--- Data records Enclosed Below ---

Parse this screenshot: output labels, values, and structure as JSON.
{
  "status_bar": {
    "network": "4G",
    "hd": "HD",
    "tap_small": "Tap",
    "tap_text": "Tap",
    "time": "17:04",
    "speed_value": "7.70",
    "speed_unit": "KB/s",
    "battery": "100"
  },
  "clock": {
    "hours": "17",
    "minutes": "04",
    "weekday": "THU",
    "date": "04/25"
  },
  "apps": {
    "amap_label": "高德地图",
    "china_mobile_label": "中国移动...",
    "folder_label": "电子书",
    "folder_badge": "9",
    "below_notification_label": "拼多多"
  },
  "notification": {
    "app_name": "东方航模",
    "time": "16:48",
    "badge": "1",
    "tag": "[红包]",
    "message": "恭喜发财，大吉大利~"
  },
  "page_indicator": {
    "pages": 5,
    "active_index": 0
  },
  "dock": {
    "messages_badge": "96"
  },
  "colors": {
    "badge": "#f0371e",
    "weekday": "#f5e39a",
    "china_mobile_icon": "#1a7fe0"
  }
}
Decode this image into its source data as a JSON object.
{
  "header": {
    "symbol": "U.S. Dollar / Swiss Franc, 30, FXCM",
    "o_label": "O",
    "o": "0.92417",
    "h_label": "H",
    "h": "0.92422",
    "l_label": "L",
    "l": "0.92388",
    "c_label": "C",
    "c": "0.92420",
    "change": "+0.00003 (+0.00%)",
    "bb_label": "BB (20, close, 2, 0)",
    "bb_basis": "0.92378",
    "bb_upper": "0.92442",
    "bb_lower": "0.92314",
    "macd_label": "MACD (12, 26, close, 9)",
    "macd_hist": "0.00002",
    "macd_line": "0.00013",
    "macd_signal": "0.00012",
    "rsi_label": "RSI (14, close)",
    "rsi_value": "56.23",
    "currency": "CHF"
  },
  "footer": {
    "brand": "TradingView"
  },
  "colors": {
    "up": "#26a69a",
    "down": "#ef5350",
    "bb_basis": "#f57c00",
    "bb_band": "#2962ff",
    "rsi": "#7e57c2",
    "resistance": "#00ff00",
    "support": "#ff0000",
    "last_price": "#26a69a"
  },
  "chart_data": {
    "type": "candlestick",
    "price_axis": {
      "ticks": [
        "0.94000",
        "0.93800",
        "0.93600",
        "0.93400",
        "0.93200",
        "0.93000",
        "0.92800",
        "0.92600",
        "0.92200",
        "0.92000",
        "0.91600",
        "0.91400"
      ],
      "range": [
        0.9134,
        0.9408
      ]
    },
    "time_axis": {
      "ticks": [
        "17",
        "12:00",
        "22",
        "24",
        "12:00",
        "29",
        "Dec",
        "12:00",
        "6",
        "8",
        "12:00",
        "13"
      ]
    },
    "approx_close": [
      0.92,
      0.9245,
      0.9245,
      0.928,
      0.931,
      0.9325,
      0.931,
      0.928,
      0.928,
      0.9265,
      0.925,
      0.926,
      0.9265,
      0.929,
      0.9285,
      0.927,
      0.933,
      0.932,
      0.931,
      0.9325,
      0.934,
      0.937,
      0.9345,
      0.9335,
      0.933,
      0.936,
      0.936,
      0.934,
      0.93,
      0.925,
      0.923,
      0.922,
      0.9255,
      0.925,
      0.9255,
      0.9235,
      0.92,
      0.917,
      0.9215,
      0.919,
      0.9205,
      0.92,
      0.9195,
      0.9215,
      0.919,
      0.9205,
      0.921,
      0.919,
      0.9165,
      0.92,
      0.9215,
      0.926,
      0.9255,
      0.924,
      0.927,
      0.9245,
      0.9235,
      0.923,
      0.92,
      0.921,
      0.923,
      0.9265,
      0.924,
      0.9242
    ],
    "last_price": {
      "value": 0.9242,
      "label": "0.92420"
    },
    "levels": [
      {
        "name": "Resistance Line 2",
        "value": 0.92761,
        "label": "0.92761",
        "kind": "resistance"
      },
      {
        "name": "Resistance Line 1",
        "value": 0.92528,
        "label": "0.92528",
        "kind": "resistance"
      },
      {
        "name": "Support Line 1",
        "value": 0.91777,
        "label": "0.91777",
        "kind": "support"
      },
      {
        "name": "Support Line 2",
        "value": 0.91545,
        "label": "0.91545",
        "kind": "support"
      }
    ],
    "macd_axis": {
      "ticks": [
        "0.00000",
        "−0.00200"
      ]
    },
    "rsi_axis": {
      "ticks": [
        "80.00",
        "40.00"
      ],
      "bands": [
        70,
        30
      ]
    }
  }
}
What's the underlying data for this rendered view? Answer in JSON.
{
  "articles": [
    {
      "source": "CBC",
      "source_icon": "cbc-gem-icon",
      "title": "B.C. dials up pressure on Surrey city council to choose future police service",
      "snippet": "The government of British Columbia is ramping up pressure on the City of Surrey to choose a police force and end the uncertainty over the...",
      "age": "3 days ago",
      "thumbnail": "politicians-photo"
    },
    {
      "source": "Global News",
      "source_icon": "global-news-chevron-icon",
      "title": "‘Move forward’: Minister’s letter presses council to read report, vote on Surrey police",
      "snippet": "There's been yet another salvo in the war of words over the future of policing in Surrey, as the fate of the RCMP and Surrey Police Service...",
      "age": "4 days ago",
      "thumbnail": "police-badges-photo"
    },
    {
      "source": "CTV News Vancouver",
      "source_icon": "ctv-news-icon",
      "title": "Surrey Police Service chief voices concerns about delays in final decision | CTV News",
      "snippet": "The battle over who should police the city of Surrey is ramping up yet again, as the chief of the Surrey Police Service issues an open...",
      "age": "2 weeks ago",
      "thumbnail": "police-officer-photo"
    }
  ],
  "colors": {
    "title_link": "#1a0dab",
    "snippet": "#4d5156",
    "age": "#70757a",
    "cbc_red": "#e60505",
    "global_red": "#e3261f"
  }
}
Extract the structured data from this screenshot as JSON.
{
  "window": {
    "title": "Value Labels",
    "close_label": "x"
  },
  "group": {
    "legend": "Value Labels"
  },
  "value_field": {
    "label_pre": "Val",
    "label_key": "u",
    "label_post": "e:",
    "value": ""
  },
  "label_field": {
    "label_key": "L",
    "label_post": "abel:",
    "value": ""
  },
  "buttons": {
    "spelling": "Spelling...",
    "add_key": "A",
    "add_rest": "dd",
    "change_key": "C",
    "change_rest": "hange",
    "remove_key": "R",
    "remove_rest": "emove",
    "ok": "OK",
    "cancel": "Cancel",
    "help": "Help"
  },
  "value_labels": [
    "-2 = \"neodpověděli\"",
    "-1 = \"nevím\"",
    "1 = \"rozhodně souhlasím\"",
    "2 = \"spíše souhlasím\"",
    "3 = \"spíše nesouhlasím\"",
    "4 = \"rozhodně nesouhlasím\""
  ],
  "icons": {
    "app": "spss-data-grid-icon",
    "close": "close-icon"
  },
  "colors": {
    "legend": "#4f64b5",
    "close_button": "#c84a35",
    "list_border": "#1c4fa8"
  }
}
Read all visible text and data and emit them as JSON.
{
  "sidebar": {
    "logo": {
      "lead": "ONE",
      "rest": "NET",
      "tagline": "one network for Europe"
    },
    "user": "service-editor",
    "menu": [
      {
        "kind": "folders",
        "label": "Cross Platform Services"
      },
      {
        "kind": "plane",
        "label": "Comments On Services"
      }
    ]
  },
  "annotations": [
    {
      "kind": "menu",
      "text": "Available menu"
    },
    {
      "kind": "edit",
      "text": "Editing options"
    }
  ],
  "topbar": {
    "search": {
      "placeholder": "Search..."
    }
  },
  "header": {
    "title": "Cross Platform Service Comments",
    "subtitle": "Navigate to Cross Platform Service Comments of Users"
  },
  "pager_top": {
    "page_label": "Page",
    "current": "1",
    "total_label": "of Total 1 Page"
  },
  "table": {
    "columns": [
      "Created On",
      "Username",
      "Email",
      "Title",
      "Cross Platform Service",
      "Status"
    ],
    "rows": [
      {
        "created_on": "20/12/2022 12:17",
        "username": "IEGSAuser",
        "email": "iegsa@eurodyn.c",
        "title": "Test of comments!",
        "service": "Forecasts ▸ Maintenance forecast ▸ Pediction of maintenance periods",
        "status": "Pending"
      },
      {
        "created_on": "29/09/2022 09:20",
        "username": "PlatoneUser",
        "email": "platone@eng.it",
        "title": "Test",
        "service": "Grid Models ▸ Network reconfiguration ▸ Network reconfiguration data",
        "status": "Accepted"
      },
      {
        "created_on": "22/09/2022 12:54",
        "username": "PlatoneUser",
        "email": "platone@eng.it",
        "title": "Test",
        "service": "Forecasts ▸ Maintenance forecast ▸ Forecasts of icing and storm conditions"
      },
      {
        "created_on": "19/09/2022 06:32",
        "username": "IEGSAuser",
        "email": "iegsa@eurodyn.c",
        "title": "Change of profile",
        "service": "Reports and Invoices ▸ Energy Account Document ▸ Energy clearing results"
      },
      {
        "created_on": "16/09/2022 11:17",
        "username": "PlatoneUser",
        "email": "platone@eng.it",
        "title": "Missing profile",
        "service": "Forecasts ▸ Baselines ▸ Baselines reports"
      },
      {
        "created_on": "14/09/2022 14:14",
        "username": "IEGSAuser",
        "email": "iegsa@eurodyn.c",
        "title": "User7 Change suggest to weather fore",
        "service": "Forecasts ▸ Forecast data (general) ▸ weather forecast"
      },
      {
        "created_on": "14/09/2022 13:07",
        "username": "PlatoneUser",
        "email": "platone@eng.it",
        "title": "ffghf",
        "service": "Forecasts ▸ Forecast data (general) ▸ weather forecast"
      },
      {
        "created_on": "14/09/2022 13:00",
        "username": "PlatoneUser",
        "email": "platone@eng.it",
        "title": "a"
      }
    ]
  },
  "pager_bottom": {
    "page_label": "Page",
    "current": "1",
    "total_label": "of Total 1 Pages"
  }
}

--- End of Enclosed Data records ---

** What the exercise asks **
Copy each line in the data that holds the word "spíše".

** Exercise output **
    "2 = \"spíše souhlasím\"",
    "3 = \"spíše nesouhlasím\"",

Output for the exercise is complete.